“I DIDN’T KNOW I WAS AN ARTIST!”

“I didn’t know I was an artist,” a young child happily announced to his mom, as he ran up to her at dismissal time, excited to share his experience in art class. He was visiting our school for the day as part of our registration process, and clearly enjoyed the art lesson, where he dabbled in new mediums, and received much encouragement and support for his efforts. It was thrilling to witness this child’s excitement, but at the same time, disappointing to acknowledge that enriched art classes are not a part of the school experience for many children. Subject-specific teachers for ‘the arts’, which includes visual art, music, and drama have been reduced at many schools in recent years.

If parents feel that their child is not receiving sufficient exposure to ‘the arts’ at school, consider incorporating art activities at home. Chat with your child to learn where his/her interests lie. Why not visit an art gallery, or attend a pottery or ceramics class with your child? Musical performances or local theatre presentations are other exciting options you and your child may wish to consider.
Have some creative fun at home and experiment with various types of art supplies. For example:

1) Pick up some materials at a craft store and set up an area in your home where your child can experiment with paint, charcoal, and pastels. Provide a variety of types and textures of paper, including recycled paper, cardboard from the back of boxes, or any material which has interesting textures and colours.

2) A number of materials which may be found around your home can generate hours of fun and creativity, such as wool, thread, fabrics, buttons, sequins, ribbon, gift wrap, feathers, pine cones, glue, sawdust, eggshells, and more. Creating a collage is always fun! Remember to frame special projects that your child creates, and proudly display them on a wall in your home.

3) It is important to provide support, while at the same time giving your child the space and materials to be creative. Your encouragement and comments can help to guide your child. Try incorporating words such as balance, texture, perspective, colours, harmony, etc. Colour wheels and paint chips from your local paint store are useful tools to learn about complementary colours.

4) Just for fun, ask your child to imagine that he/she is very small or very big, and to draw something from these perspectives. Another idea is to draw something from a dog or cat’s perspective.

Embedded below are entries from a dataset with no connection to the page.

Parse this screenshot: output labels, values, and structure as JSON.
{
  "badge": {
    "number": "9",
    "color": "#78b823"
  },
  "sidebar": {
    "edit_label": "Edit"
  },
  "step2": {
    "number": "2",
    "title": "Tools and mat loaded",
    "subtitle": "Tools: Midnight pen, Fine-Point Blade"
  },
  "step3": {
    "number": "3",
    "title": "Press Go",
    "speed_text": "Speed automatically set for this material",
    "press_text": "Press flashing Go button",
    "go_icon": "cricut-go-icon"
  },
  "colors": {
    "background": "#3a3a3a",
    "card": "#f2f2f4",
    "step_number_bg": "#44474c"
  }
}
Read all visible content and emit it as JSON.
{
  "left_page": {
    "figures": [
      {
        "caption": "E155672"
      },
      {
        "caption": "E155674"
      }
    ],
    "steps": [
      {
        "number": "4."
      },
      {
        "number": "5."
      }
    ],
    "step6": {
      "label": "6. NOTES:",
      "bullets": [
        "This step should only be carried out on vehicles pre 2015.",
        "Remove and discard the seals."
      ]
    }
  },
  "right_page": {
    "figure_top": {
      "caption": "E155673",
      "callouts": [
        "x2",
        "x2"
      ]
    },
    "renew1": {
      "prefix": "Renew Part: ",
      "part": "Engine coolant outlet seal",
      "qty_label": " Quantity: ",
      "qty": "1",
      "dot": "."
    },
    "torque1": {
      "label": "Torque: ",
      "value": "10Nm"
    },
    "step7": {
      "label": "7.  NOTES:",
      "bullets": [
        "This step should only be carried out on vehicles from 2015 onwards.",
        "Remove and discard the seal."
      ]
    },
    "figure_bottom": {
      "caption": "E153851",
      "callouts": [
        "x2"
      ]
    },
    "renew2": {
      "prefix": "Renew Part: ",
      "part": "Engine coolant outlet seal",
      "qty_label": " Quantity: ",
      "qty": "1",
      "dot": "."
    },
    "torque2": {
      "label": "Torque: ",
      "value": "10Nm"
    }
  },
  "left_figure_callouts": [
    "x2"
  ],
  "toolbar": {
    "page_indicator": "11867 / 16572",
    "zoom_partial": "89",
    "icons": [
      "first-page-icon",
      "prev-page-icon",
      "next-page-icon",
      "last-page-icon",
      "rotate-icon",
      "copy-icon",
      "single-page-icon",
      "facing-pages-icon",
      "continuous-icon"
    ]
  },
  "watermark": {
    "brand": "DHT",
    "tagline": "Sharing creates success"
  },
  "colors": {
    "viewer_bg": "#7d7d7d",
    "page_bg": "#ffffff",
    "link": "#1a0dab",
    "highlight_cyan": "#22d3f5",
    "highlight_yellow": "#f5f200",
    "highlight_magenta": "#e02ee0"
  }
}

5) Artistic expression is all about introducing others to a new way of experiencing colours, shapes, layers within layers, humour, or even a message. Always ask your child to tell you about their work and respond with questions, ideas, and insights.

I will never forget the enthusiasm of our school’s young visitor. If your own child can experience a similar excitement about a musical, art, or drama experience, any effort you put forth will be well rewarded when you witness the joy your child displays when a whole new world opens up for him/her. While many parents feel that learning occurs primarily in school, it is important to note that school experiences tend to be organized in blocks of time. At home, the fun and exploration can go on and on.

Why not pick up a paint brush yourself, try your hand at creating a collage, or design a seasonal wreath for your front door? Working together, side-by-side with your child, will create memorable experiences and a sharing of time well spent. This aptly reflects the expression, “How is love spelled for your child? Time!”
(Oakville Today – Jan. 27, 2011)

Linda Sweet M.S. Ed.
Founder and Director, Glenburnie School
Pre-School to Grade 8
Providing a progressive and innovative private school education
www.glenburnieschool.com